Stored data entries
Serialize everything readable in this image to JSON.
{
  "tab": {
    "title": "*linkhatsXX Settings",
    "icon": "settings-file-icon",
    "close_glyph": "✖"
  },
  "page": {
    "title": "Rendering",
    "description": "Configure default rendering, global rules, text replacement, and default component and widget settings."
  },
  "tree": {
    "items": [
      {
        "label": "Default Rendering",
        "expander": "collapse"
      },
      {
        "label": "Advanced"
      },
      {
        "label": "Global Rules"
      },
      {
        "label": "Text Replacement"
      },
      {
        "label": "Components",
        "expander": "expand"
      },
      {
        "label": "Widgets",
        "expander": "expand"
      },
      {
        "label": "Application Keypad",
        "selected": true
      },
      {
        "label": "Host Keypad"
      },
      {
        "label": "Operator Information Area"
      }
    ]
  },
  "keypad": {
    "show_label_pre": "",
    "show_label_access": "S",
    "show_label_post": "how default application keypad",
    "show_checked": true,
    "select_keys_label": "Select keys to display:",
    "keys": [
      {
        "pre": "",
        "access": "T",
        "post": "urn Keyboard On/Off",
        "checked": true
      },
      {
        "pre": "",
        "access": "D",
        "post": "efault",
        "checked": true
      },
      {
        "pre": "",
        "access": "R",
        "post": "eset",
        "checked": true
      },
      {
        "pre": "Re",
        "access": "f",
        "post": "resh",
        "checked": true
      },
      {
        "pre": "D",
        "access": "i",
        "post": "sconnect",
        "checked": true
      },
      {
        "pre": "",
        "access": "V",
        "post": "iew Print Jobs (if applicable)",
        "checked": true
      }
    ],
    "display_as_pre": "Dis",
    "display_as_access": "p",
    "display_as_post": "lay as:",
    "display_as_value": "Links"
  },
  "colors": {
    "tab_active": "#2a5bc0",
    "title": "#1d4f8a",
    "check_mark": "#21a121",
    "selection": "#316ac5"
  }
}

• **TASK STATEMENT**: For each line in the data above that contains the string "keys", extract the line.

• **SOLUTION TO THE PROBLEM**:
    "select_keys_label": "Select keys to display:",
    "keys": [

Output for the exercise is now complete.